In this sense the response of the three countries to the challenge of the Syrian crisis is a wonderful case study for testing the fundamental tenet of the Neocon ideology that dominates US foreign policy today, namely that only democratic nations are peaceful nations. 


The people are not consulted at all. Consultation of  their representatives is said to be optional. And when the legislatures are invited to weigh in, the political forces in play are far broader than the issues placed before the legislators. Contingency factors outweigh by far the substance. 

Reaching back a bit in time to the period that preceded the advent of a full-blown Neoconservative ideology when US foreign policy debates were between the merely legalistic-moralistic minded majority in the Wilsonian idealist tradition and the Realpolitik school, we find in the writings of that school’s most important thinker of the 20th century, Hans Morgenthau, some words of wisdom, no less lapidary and timeless than the observation of Winston Churchill with which I began this commentary:


“Good motives give assurance against deliberately bad policies; they do not guarantee the moral goodness and political success of the policies they inspire.
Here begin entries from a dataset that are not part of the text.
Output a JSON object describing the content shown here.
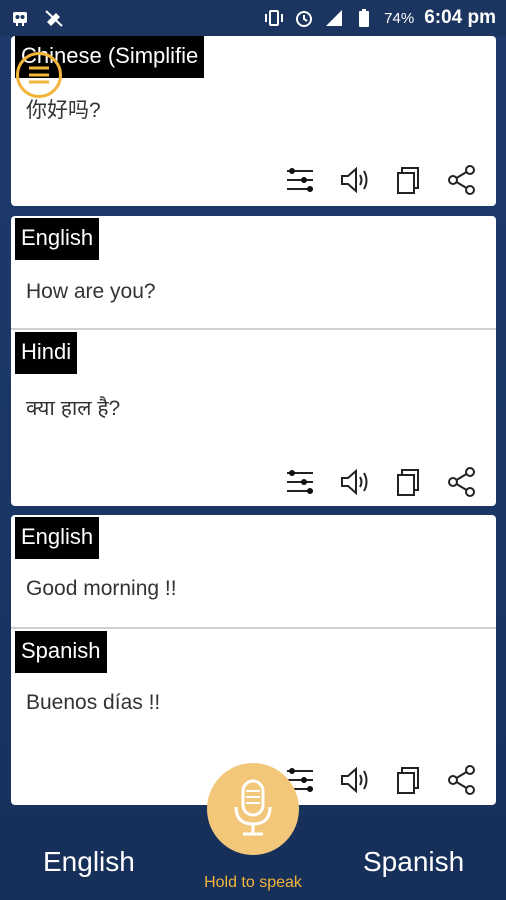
{
  "status_bar": {
    "battery_percent": "74%",
    "time": "6:04 pm"
  },
  "cards": [
    {
      "source": {
        "language": "Chinese (Simplifie",
        "text": "你好吗?"
      }
    },
    {
      "source": {
        "language": "English",
        "text": "How are you?"
      },
      "target": {
        "language": "Hindi",
        "text": "क्या हाल है?"
      }
    },
    {
      "source": {
        "language": "English",
        "text": "Good morning !!"
      },
      "target": {
        "language": "Spanish",
        "text": "Buenos días !!"
      }
    }
  ],
  "bottom_bar": {
    "left_language": "English",
    "right_language": "Spanish",
    "hold_label": "Hold to speak"
  },
  "colors": {
    "background": "#1e3a6b",
    "accent": "#f2b43a",
    "mic": "#f2c77a"
  }
}
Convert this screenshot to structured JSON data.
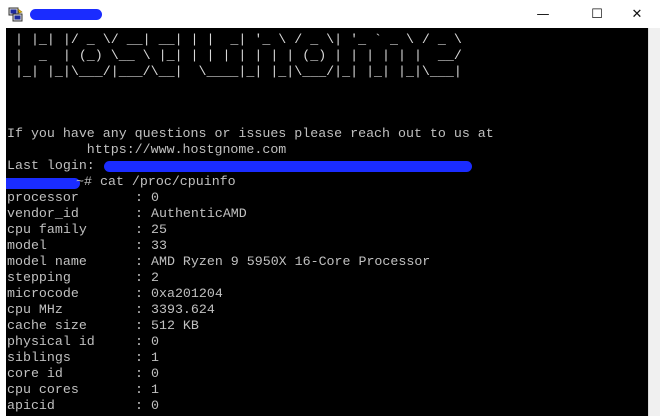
{
  "window": {
    "colors": {
      "redaction": "#1a2cff",
      "terminal_bg": "#000000",
      "terminal_fg": "#c0c0c0"
    },
    "controls": {
      "minimize": "—",
      "maximize": "☐",
      "close": "✕"
    }
  },
  "banner": {
    "ascii_lines": [
      " | |_| |/ _ \\/ __| __| | |  _| '_ \\ / _ \\| '_ ` _ \\ / _ \\",
      " |  _  | (_) \\__ \\ |_| | | | | | | | (_) | | | | | |  __/",
      " |_| |_|\\___/|___/\\__|  \\____|_| |_|\\___/|_| |_| |_|\\___|"
    ],
    "help_line": "If you have any questions or issues please reach out to us at",
    "help_url": "          https://www.hostgnome.com",
    "last_login_label": "Last login: "
  },
  "prompt": {
    "suffix": "~# ",
    "command": "cat /proc/cpuinfo"
  },
  "cpuinfo": [
    {
      "key": "processor",
      "value": "0"
    },
    {
      "key": "vendor_id",
      "value": "AuthenticAMD"
    },
    {
      "key": "cpu family",
      "value": "25"
    },
    {
      "key": "model",
      "value": "33"
    },
    {
      "key": "model name",
      "value": "AMD Ryzen 9 5950X 16-Core Processor"
    },
    {
      "key": "stepping",
      "value": "2"
    },
    {
      "key": "microcode",
      "value": "0xa201204"
    },
    {
      "key": "cpu MHz",
      "value": "3393.624"
    },
    {
      "key": "cache size",
      "value": "512 KB"
    },
    {
      "key": "physical id",
      "value": "0"
    },
    {
      "key": "siblings",
      "value": "1"
    },
    {
      "key": "core id",
      "value": "0"
    },
    {
      "key": "cpu cores",
      "value": "1"
    },
    {
      "key": "apicid",
      "value": "0"
    }
  ],
  "separator": ": "
}
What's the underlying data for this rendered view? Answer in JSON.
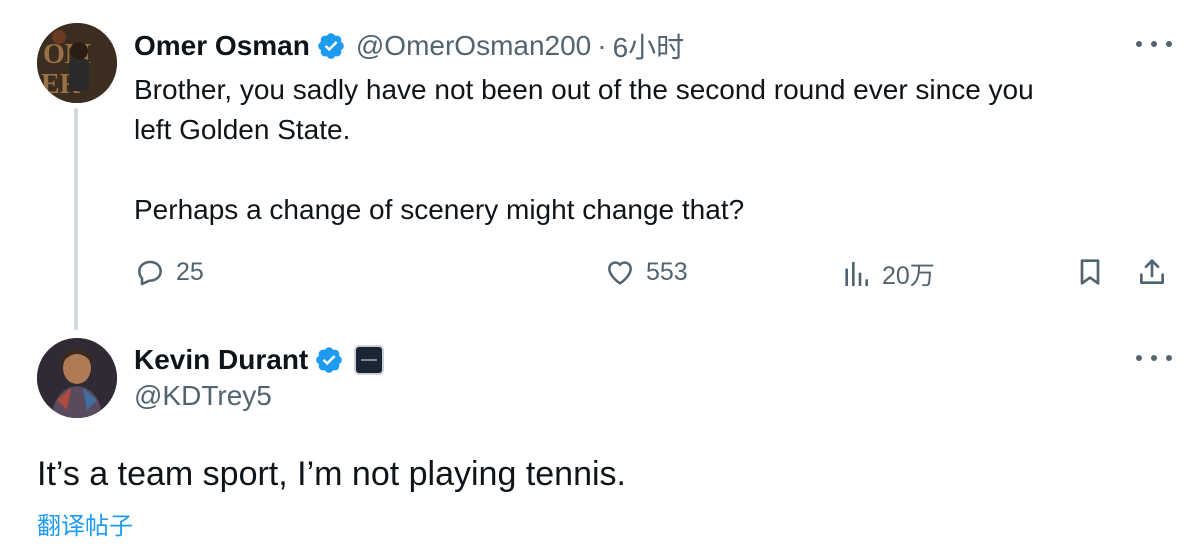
{
  "reply": {
    "author_name": "Omer Osman",
    "author_handle": "@OmerOsman200",
    "separator": "·",
    "time": "6小时",
    "text_lines": [
      "Brother, you sadly have not been out of the second round ever since you",
      "left Golden State.",
      "Perhaps a change of scenery might change that?"
    ],
    "stats": {
      "replies": "25",
      "likes": "553",
      "views": "20万"
    }
  },
  "main_tweet": {
    "author_name": "Kevin Durant",
    "author_handle": "@KDTrey5",
    "text": "It’s a team sport, I’m not playing tennis.",
    "translate_label": "翻译帖子"
  },
  "colors": {
    "verified": "#1d9bf0",
    "secondary_text": "#536471",
    "link": "#1d9bf0",
    "thread_line": "#cfd9de"
  },
  "icons": {
    "verified": "verified-badge-icon",
    "reply": "reply-bubble-icon",
    "like": "heart-icon",
    "views": "bar-chart-icon",
    "bookmark": "bookmark-icon",
    "share": "share-icon",
    "more": "more-dots-icon"
  }
}
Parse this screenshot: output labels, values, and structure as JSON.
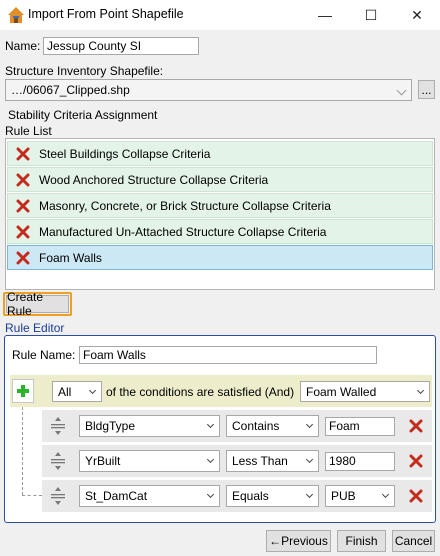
{
  "window": {
    "title": "Import From Point Shapefile",
    "minimize_glyph": "—",
    "maximize_glyph": "☐",
    "close_glyph": "✕"
  },
  "name": {
    "label": "Name:",
    "value": "Jessup County SI"
  },
  "shapefile": {
    "label": "Structure Inventory Shapefile:",
    "value": "…/06067_Clipped.shp",
    "browse_label": "..."
  },
  "stability": {
    "title": "Stability Criteria Assignment",
    "rule_list_label": "Rule List",
    "rules": [
      "Steel Buildings Collapse Criteria",
      "Wood Anchored Structure Collapse Criteria",
      "Masonry, Concrete, or Brick Structure Collapse Criteria",
      "Manufactured Un-Attached Structure Collapse Criteria",
      "Foam Walls"
    ],
    "create_rule_label": "Create Rule"
  },
  "editor": {
    "title": "Rule Editor",
    "rule_name_label": "Rule Name:",
    "rule_name_value": "Foam Walls",
    "quantifier": "All",
    "conditions_text": "of the conditions are satisfied (And)",
    "result": "Foam Walled",
    "conditions": [
      {
        "field": "BldgType",
        "operator": "Contains",
        "value": "Foam",
        "value_type": "text"
      },
      {
        "field": "YrBuilt",
        "operator": "Less Than",
        "value": "1980",
        "value_type": "text"
      },
      {
        "field": "St_DamCat",
        "operator": "Equals",
        "value": "PUB",
        "value_type": "combo"
      }
    ]
  },
  "footer": {
    "previous_label": "←Previous",
    "finish_label": "Finish",
    "cancel_label": "Cancel"
  },
  "colors": {
    "accent_orange": "#f0a020",
    "green_plus": "#2bb52b",
    "red_x": "#c42b1c",
    "group_blue": "#1a3d9c"
  }
}
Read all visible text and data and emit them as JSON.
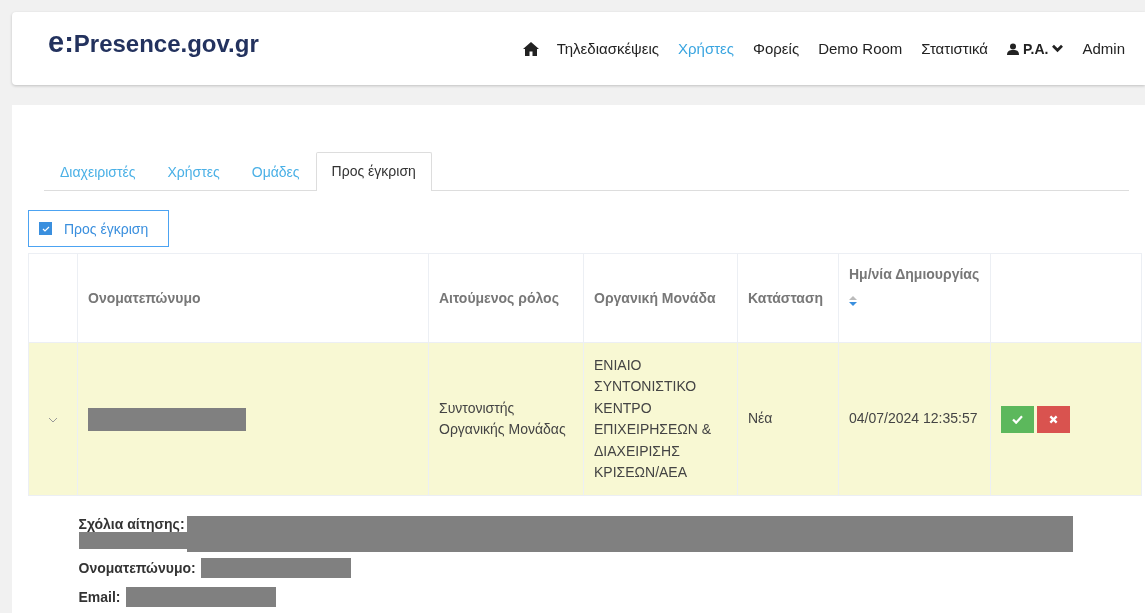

What is important to know, if one wants to understand foreign policy, is not primarily the motives of a statesman, but his intellectual ability to comprehend the essentials of foreign policy, as well as his political ability to translate what he has comprehended into successful political action.”

By this measure, the sitting U.S. President is unlikely to gain much traction for his cause in the U.S. Congress and may yet experience the same justified humiliation as the British Prime Minister.


© Gilbert Doctorow, 2013



 G. Doctorow is an occasional guest lecturer at St. Petersburg State University and Research Fellow of the American University in Moscow. His latest book, Stepping Out of Line: Collected (Nonconformist) Essays on Russian-American Relations, 2008-12, is available in paperback and e-book from and affiliated websites worldwide. Also on sale in Sterling and Waterstone’s booksellers, Brussels.